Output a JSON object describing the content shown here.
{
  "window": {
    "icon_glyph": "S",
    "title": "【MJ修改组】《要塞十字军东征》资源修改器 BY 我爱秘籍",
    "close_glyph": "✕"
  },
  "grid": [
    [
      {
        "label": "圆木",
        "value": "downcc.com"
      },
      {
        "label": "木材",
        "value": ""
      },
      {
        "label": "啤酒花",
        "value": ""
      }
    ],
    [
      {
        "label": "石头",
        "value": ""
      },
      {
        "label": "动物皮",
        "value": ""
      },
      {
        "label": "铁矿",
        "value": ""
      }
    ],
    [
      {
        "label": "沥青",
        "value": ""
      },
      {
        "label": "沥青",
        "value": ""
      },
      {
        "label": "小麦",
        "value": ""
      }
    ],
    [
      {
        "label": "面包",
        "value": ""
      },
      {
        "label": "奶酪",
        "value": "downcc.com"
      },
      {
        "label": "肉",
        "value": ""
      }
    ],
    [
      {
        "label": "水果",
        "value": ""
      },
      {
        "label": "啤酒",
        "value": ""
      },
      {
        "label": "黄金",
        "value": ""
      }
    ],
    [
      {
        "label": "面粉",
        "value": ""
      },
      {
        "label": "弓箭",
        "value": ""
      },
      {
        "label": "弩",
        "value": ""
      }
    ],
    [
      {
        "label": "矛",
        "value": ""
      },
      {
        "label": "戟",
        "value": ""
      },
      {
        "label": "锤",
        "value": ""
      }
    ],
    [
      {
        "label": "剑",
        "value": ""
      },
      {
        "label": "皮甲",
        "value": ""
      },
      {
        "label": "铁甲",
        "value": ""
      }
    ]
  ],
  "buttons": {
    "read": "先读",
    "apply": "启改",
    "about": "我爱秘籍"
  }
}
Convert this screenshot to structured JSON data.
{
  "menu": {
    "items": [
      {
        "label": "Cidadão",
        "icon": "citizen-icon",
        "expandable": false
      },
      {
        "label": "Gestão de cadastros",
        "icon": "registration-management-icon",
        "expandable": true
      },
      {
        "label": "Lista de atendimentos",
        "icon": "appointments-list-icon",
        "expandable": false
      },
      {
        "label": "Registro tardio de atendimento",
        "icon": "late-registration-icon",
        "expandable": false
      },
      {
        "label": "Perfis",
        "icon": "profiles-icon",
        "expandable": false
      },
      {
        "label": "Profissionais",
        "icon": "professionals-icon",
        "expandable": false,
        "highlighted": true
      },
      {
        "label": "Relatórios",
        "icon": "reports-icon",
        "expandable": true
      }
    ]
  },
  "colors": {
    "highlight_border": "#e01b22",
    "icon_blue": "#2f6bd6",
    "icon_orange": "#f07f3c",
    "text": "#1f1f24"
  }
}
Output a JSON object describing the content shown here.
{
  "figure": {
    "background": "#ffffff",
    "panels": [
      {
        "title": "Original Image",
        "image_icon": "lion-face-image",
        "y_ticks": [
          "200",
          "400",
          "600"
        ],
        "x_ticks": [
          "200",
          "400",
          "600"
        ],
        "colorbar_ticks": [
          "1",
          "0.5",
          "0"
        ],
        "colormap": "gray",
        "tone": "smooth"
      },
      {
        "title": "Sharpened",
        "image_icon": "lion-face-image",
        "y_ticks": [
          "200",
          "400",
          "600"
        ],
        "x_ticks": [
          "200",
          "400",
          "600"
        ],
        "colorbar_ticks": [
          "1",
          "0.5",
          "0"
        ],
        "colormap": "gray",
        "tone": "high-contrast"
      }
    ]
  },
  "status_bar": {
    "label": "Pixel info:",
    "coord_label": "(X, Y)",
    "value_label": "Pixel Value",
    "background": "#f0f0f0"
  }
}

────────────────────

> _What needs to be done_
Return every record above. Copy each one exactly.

> _Reply to the task_
Output a JSON object describing the content shown here.
{
  "window": {
    "icon_glyph": "S",
    "title": "【MJ修改组】《要塞十字军东征》资源修改器 BY 我爱秘籍",
    "close_glyph": "✕"
  },
  "grid": [
    [
      {
        "label": "圆木",
        "value": "downcc.com"
      },
      {
        "label": "木材",
        "value": ""
      },
      {
        "label": "啤酒花",
        "value": ""
      }
    ],
    [
      {
        "label": "石头",
        "value": ""
      },
      {
        "label": "动物皮",
        "value": ""
      },
      {
        "label": "铁矿",
        "value": ""
      }
    ],
    [
      {
        "label": "沥青",
        "value": ""
      },
      {
        "label": "沥青",
        "value": ""
      },
      {
        "label": "小麦",
        "value": ""
      }
    ],
    [
      {
        "label": "面包",
        "value": ""
      },
      {
        "label": "奶酪",
        "value": "downcc.com"
      },
      {
        "label": "肉",
        "value": ""
      }
    ],
    [
      {
        "label": "水果",
        "value": ""
      },
      {
        "label": "啤酒",
        "value": ""
      },
      {
        "label": "黄金",
        "value": ""
      }
    ],
    [
      {
        "label": "面粉",
        "value": ""
      },
      {
        "label": "弓箭",
        "value": ""
      },
      {
        "label": "弩",
        "value": ""
      }
    ],
    [
      {
        "label": "矛",
        "value": ""
      },
      {
        "label": "戟",
        "value": ""
      },
      {
        "label": "锤",
        "value": ""
      }
    ],
    [
      {
        "label": "剑",
        "value": ""
      },
      {
        "label": "皮甲",
        "value": ""
      },
      {
        "label": "铁甲",
        "value": ""
      }
    ]
  ],
  "buttons": {
    "read": "先读",
    "apply": "启改",
    "about": "我爱秘籍"
  }
}
Convert this screenshot to structured JSON data.
{
  "menu": {
    "items": [
      {
        "label": "Cidadão",
        "icon": "citizen-icon",
        "expandable": false
      },
      {
        "label": "Gestão de cadastros",
        "icon": "registration-management-icon",
        "expandable": true
      },
      {
        "label": "Lista de atendimentos",
        "icon": "appointments-list-icon",
        "expandable": false
      },
      {
        "label": "Registro tardio de atendimento",
        "icon": "late-registration-icon",
        "expandable": false
      },
      {
        "label": "Perfis",
        "icon": "profiles-icon",
        "expandable": false
      },
      {
        "label": "Profissionais",
        "icon": "professionals-icon",
        "expandable": false,
        "highlighted": true
      },
      {
        "label": "Relatórios",
        "icon": "reports-icon",
        "expandable": true
      }
    ]
  },
  "colors": {
    "highlight_border": "#e01b22",
    "icon_blue": "#2f6bd6",
    "icon_orange": "#f07f3c",
    "text": "#1f1f24"
  }
}
Output a JSON object describing the content shown here.
{
  "figure": {
    "background": "#ffffff",
    "panels": [
      {
        "title": "Original Image",
        "image_icon": "lion-face-image",
        "y_ticks": [
          "200",
          "400",
          "600"
        ],
        "x_ticks": [
          "200",
          "400",
          "600"
        ],
        "colorbar_ticks": [
          "1",
          "0.5",
          "0"
        ],
        "colormap": "gray",
        "tone": "smooth"
      },
      {
        "title": "Sharpened",
        "image_icon": "lion-face-image",
        "y_ticks": [
          "200",
          "400",
          "600"
        ],
        "x_ticks": [
          "200",
          "400",
          "600"
        ],
        "colorbar_ticks": [
          "1",
          "0.5",
          "0"
        ],
        "colormap": "gray",
        "tone": "high-contrast"
      }
    ]
  },
  "status_bar": {
    "label": "Pixel info:",
    "coord_label": "(X, Y)",
    "value_label": "Pixel Value",
    "background": "#f0f0f0"
  }
}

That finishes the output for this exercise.